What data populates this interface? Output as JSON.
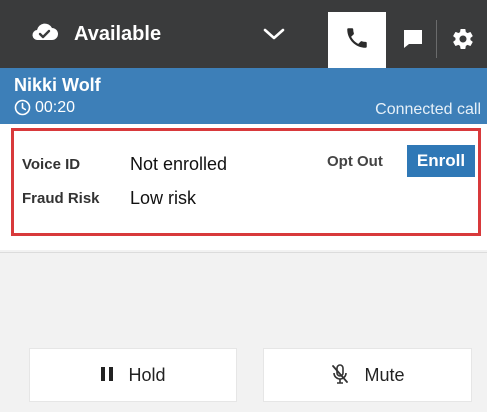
{
  "topbar": {
    "status_label": "Available",
    "status_icon": "cloud-check-icon",
    "dropdown_icon": "chevron-down-icon",
    "tabs": [
      {
        "name": "phone",
        "icon": "phone-icon",
        "active": true
      },
      {
        "name": "chat",
        "icon": "chat-icon",
        "active": false
      },
      {
        "name": "settings",
        "icon": "gear-icon",
        "active": false
      }
    ]
  },
  "contact": {
    "name": "Nikki Wolf",
    "timer": "00:20",
    "state": "Connected call"
  },
  "voice_id": {
    "label": "Voice ID",
    "value": "Not enrolled",
    "opt_out_label": "Opt Out",
    "enroll_label": "Enroll"
  },
  "fraud_risk": {
    "label": "Fraud Risk",
    "value": "Low risk"
  },
  "actions": {
    "hold_label": "Hold",
    "mute_label": "Mute"
  },
  "colors": {
    "topbar_bg": "#3a3b3c",
    "contact_bar_bg": "#3d7fb8",
    "enroll_bg": "#2f78b6",
    "highlight_border": "#d8393b",
    "page_bg": "#f2f2f2"
  }
}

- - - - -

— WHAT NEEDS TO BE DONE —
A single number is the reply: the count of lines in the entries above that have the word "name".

— COMPLETED EXERCISE —
4